During times of national isolation and occasional mistrust between neighbouring countries, inaccessible bogs and waterlogged forest areas were adequate places to install international borders, only to be crossed by wild animals and possibly also some smugglers. Nowadays, times are changing: former isolated zones of political influence open up and European integration is progressing rapidly. As a consequence, the wild places described in this brochure receive increasing attention in their own right: for the hydrological functions that their ecosystems perform, and for the natural heritage they contain. They are rich places of life, harboring flora and fauna species of all sorts. Downstream and in the river valley floodplains, drainage works and the intensification of agricultural practices put increased pressure on wet grasslands, small ponds and marshes surrounded by arable land. Especially in the coastal area and along lakeshores, increased numbers of visitors, in pursuit of leisure activities such as angling, fishing, hunting, swimming, boating and other forms of water sports, discover these valuable, but fragile, landscapes. Areas that were formerly moved apart by international borders, and inaccessible to the general public, now attract the interest of regional planners and economically minded resource users. Transboundary wetland ecosystems along international borders are thus coming to the forefront of our time's challenges to conciliate the conservation of natural resources and cultural heritage with the requirements of sustainable social and economic development at local level.
OMPO took up the challenge set out by the Convention and started work on these shared sites in 2001, with additional project support from the Ramsar Small Grants Fund.
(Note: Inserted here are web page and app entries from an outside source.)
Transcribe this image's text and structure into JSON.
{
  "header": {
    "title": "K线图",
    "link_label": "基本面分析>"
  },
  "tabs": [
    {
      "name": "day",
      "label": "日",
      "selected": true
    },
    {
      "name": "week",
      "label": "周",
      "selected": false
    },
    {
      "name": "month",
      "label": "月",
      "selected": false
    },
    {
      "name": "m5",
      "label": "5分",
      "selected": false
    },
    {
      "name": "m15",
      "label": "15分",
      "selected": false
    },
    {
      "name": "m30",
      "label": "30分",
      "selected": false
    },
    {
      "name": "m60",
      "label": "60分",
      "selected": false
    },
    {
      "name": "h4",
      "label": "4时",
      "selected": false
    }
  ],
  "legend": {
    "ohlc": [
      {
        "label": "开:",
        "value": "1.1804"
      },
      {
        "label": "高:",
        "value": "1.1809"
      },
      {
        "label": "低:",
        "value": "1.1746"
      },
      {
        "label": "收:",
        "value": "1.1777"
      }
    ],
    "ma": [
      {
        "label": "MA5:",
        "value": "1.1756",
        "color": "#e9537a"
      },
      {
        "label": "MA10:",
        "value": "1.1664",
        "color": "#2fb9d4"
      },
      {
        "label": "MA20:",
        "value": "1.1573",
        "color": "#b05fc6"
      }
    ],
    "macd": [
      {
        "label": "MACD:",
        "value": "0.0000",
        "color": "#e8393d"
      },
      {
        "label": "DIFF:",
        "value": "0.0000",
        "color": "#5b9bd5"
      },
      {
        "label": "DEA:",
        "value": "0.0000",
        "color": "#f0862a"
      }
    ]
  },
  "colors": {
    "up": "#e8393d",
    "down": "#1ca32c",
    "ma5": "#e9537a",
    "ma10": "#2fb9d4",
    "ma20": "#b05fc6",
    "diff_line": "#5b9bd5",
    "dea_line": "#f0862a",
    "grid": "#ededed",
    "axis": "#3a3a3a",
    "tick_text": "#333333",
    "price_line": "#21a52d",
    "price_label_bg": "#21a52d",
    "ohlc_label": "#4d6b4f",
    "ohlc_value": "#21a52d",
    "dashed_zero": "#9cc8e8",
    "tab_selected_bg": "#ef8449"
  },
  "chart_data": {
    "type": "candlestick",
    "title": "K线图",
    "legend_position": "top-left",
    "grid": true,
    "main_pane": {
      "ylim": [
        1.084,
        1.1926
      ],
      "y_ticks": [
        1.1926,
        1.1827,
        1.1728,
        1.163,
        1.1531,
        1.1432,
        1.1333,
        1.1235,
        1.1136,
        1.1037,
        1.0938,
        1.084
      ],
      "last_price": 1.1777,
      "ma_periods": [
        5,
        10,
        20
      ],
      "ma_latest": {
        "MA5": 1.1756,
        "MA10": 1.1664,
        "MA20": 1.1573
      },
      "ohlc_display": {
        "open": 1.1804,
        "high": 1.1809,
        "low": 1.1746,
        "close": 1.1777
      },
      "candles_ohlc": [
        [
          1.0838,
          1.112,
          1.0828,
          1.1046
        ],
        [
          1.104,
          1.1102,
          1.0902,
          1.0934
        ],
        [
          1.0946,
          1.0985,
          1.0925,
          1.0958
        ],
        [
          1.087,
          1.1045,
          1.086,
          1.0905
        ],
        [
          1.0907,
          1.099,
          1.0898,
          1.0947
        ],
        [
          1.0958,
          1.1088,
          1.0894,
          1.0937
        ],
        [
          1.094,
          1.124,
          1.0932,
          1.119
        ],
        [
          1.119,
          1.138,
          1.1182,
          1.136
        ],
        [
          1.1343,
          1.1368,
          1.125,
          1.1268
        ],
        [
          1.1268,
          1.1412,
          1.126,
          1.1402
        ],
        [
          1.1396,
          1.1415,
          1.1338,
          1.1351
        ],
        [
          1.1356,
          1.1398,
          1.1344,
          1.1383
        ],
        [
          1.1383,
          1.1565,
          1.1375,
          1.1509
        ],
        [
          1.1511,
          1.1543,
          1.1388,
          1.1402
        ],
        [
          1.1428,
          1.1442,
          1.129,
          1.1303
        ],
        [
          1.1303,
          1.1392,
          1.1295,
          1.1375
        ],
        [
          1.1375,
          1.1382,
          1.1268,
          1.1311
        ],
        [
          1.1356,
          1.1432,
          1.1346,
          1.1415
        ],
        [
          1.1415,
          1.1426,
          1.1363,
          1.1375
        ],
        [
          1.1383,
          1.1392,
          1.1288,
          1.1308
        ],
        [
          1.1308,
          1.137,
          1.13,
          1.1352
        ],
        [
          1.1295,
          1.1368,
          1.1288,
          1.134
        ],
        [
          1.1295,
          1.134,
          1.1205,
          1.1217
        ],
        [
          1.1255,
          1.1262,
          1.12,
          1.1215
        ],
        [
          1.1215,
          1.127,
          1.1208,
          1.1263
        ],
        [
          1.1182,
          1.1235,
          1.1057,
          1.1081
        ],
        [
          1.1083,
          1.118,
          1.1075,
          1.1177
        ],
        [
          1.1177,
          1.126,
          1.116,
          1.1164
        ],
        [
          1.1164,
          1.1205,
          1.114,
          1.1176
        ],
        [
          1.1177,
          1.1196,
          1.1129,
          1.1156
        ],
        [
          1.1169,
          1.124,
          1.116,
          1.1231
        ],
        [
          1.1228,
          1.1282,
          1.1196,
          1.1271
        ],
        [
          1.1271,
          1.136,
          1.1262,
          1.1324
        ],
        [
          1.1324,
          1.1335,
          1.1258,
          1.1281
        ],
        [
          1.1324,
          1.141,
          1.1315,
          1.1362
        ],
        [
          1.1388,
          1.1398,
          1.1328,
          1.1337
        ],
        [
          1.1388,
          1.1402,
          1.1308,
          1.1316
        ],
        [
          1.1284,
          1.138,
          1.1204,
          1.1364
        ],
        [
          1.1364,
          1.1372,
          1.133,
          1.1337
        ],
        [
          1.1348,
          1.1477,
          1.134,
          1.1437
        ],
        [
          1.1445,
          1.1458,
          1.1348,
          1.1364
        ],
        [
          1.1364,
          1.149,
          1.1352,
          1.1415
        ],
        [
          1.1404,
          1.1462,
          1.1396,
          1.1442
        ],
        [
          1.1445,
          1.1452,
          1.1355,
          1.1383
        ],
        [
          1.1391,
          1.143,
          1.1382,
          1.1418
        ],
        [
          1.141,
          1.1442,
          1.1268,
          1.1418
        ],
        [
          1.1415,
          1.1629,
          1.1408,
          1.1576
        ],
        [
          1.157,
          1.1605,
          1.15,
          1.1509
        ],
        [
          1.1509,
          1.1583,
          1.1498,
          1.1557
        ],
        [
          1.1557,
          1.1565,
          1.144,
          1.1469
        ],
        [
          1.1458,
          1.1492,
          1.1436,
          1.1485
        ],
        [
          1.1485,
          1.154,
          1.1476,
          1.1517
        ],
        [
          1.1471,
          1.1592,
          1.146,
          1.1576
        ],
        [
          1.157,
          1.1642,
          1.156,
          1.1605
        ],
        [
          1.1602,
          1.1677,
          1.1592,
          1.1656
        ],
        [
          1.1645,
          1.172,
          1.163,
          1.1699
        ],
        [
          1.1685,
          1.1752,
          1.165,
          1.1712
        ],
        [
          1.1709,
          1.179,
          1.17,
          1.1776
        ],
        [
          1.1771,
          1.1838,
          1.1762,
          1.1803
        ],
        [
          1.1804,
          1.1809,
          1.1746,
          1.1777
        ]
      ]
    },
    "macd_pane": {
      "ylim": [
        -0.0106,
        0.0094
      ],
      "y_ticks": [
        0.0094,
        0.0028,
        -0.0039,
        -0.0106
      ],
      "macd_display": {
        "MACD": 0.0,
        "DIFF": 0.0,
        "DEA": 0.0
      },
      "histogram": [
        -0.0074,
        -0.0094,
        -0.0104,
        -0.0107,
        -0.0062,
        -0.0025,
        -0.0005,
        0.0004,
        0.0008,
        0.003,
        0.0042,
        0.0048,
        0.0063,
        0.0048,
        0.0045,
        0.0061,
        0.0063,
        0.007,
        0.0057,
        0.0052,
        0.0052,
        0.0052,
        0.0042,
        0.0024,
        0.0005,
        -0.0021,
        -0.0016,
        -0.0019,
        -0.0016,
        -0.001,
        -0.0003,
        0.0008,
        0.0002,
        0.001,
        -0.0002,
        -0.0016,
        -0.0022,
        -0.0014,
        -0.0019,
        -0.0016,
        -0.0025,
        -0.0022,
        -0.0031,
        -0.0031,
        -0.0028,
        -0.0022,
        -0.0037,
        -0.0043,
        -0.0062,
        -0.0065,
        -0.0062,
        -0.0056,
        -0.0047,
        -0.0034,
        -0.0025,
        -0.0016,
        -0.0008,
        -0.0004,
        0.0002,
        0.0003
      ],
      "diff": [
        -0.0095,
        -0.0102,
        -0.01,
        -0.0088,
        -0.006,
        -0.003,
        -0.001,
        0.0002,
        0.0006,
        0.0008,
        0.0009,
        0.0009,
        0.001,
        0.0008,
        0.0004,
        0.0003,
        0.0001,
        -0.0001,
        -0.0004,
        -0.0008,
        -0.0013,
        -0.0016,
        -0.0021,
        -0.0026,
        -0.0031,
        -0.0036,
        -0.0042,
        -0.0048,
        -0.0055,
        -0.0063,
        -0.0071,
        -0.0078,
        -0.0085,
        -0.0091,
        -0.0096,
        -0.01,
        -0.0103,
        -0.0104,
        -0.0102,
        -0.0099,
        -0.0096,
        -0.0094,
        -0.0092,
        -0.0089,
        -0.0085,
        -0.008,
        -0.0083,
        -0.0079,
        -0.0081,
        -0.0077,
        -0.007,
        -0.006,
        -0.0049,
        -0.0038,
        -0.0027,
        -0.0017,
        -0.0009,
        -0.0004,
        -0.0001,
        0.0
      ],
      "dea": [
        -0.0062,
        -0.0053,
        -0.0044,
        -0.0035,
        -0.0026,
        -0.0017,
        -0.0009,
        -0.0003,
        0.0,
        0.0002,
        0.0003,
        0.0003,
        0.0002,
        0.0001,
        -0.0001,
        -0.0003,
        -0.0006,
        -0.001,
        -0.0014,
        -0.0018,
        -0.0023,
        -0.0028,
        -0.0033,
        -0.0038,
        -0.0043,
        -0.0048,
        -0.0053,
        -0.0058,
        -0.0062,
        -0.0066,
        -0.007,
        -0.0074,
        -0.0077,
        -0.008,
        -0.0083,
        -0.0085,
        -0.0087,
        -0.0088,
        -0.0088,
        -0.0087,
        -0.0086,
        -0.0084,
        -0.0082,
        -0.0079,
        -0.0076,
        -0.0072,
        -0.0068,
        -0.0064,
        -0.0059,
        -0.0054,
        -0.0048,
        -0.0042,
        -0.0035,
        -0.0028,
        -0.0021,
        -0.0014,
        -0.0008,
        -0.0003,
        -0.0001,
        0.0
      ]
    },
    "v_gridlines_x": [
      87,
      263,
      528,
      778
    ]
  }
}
Two years later, at the time of publication of this overview, one major transboundary Ramsar Site has already been established in the Cepkeliai-Kotra wetland complex by the Lithuanian and Belarusian authorities. It provides the central node in the chain of the nine transboundary areas presented in this brochure. Hopefully, other Ramsar Site designations will follow in due course. As pointed out again and again in the individual chapters, Ramsar Site designation in both adjacent countries is in most cases a real help to support a common management approach. Information compiled recently and summarized in this publication provides convincing arguments to this end. It also sets a standard on how best to make use of Ramsar's approach to collect wetland site data for inventory and assessment, by following closely the structure of the "Ramsar Information Sheet" (RIS) adopted by the Contracting Parties. The RIS provides a standardized format for recording data about Ramsar Sites, to be entered into the Ramsar Sites Database. A particular service that is becoming publicly accessible on the Internet via http://www.wetlands.org/RSDB/default.htm. The use of satellite imagery and the detailed site maps reproduced here are particularly useful to illustrate the peculiarities of the nine transboundary sites presented in detail. Together with the lists of names and illustrations of species and natural habitats, the book provides valuable data, not only for the manager and administrator of protected areas at local, national and European level, but also for the interested public at large. Cross-reference with the European Union classification is taken care of and the criteria of international importance for Ramsar listing are provided in detail. This will satisfy the professional reader.
Overall, a publication rich in information and content and very pleasant to the eye. I recommend it wholeheartedly to a wide readership. May this brochure become an efficient tool for the steps now necessary to elaborate common management and conservation approaches in the near future.
Senior Advisor for Europe
Ramsar Convention on Wetlands